Animal Pain Awareness Month
September is Animal Pain Awareness Month, and during this month we join thousands of veterinarians around the world to raise awareness about animal pain, signs to look for, and how to best manage your pet’s pain.
Unfortunately, animals can’t tell us when they are hurting, how badly they are hurting, or if they don’t feel well. Many animals have adapted through evolution to be masters of disguising pain to avoid the attention of predators. As pet parents, it is important when spending time with our pets to make note of any changes in their routines, behavior, or health that may indicate something awry. Early detection allows for early intervention and treatment which can help our beloved pets on the road to recovery.
Signs and Symptoms
Acute pain and trauma injuries can be easy to recognize in animals as vocalizations, limping, and visual open wounds will catch our attention. However, there are other ways of knowing if your pet is not feeling well. Here are some common signs that your pet may be in pain:
- Changes in bathroom habits
- Decreased appetite and hydration
- Decreased grooming as the area may be too painful to touch
- Difficulty standing after resting
- Excessive and focused licking, grooming, or chewing areas of the body
- Excessive sleeping
- Growling or increased aggression in dogs
- Heavy panting
- Hiding or refusing to come when called
- Hissing or spitting in cats
- Hunching in cats
- Lack of agility
- Loss of interest in playing and curiosity
- Reduced activity
- Reluctance to run or jump
- Shifts in routine, especially in favorite areas of rest
- Trembling or shaking
- Weight loss
Many times, pain can be dismissed as signs of age or becoming older; age is not an illness and should not be painful. If your pet is showing these signs, please contact our veterinarian. It is also important to note that these signs will have to be compared to your pet’s normal behavior and personality. For example, excessive sleeping can be harder to spot in cats than in some dogs.
Managing Your Pet’s Pain
If you notice your pet displaying one or more of these signs, we strongly recommend contacting your vet to schedule an appointment. Even if you consider the change to be minor, your vet will be able to determine through a comprehensive examination if any ailment or condition is affecting your pet’s health.

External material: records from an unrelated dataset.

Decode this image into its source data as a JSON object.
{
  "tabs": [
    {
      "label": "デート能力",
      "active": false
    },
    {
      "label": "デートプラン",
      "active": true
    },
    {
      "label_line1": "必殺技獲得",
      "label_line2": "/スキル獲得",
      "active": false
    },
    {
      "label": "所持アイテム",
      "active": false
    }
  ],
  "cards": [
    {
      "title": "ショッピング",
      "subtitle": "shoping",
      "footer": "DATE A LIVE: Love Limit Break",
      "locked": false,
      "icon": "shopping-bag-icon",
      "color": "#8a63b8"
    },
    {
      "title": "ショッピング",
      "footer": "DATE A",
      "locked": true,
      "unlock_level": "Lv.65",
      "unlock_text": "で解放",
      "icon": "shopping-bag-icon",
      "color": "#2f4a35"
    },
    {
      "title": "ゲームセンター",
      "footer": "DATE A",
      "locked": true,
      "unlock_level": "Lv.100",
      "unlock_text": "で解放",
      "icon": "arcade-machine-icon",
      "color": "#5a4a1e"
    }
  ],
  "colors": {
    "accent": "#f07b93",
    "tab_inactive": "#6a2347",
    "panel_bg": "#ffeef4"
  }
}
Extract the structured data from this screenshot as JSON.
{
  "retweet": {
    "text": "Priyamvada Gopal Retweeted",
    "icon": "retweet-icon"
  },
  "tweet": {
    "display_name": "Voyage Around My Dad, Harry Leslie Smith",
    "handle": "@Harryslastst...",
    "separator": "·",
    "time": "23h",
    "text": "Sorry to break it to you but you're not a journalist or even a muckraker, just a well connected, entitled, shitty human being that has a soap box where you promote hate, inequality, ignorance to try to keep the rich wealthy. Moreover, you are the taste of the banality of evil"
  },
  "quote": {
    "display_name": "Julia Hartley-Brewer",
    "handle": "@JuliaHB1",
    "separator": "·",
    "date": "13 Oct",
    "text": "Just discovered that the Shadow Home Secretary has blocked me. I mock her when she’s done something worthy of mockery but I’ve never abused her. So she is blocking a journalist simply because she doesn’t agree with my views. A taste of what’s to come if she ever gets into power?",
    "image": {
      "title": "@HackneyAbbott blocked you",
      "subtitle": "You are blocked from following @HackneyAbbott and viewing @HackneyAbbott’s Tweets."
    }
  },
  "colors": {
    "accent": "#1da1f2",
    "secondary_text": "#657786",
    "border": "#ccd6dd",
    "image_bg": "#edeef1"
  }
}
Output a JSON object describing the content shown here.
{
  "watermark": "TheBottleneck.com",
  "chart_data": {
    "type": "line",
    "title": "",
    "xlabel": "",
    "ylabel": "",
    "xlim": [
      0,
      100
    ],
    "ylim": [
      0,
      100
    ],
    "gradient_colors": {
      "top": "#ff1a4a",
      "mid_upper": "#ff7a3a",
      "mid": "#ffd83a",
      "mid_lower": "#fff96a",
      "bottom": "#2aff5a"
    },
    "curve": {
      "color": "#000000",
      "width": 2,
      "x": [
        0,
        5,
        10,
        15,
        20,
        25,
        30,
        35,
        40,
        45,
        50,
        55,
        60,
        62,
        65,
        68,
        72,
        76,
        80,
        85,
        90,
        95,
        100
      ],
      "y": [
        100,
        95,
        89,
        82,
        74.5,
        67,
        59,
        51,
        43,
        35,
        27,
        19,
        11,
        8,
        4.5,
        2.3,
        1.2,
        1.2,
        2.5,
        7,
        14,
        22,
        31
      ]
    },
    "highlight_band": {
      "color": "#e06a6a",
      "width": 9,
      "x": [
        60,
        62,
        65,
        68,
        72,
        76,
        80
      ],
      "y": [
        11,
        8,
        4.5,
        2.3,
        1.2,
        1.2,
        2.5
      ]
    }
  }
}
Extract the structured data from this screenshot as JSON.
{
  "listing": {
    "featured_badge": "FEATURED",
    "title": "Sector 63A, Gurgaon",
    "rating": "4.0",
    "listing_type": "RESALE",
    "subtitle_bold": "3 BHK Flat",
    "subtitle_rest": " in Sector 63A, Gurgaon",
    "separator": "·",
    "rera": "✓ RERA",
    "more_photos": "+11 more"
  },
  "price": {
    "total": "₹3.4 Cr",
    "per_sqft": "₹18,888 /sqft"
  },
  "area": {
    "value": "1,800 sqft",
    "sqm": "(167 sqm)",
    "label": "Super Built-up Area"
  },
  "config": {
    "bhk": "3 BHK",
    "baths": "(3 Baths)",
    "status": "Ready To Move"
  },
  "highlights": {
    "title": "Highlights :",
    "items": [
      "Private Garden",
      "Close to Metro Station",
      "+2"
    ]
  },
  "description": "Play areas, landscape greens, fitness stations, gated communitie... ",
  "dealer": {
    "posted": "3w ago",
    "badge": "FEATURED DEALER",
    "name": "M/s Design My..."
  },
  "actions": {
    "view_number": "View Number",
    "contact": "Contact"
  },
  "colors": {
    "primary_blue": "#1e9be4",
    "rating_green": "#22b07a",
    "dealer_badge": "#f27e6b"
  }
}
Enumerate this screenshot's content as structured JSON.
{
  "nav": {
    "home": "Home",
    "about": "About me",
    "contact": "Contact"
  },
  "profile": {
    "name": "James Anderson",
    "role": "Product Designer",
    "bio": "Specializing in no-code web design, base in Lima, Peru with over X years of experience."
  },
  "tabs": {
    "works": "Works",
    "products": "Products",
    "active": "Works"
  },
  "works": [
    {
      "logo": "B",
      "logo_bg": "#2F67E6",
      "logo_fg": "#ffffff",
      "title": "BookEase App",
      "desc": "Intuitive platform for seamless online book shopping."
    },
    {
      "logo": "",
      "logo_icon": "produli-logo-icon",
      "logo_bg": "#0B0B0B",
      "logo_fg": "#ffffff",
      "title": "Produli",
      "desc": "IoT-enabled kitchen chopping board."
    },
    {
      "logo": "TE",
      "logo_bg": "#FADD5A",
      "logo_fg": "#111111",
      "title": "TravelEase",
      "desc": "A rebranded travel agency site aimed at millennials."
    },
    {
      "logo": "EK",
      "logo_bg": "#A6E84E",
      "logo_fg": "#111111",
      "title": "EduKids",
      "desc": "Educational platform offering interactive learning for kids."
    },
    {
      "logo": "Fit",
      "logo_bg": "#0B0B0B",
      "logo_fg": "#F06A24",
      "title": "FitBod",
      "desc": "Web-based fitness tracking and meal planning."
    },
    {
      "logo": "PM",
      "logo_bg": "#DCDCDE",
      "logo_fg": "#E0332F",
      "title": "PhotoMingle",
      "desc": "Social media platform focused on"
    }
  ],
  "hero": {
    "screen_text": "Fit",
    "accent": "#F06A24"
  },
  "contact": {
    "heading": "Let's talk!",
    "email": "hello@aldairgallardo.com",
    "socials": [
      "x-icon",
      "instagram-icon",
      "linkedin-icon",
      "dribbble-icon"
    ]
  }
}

There are many treatment options available to help treat and relieve pain in animals including medication, physical therapy, supplements, acupuncture, laser therapy, and massage. During your pet’s diagnosis, we will discuss possible treatment options for your pet’s care and help you determine which is the right one for their overall health and wellbeing.
For more information on how to recognize signs of pain in your pet or to schedule an appointment, contact King Hopkins Pet Hospital today.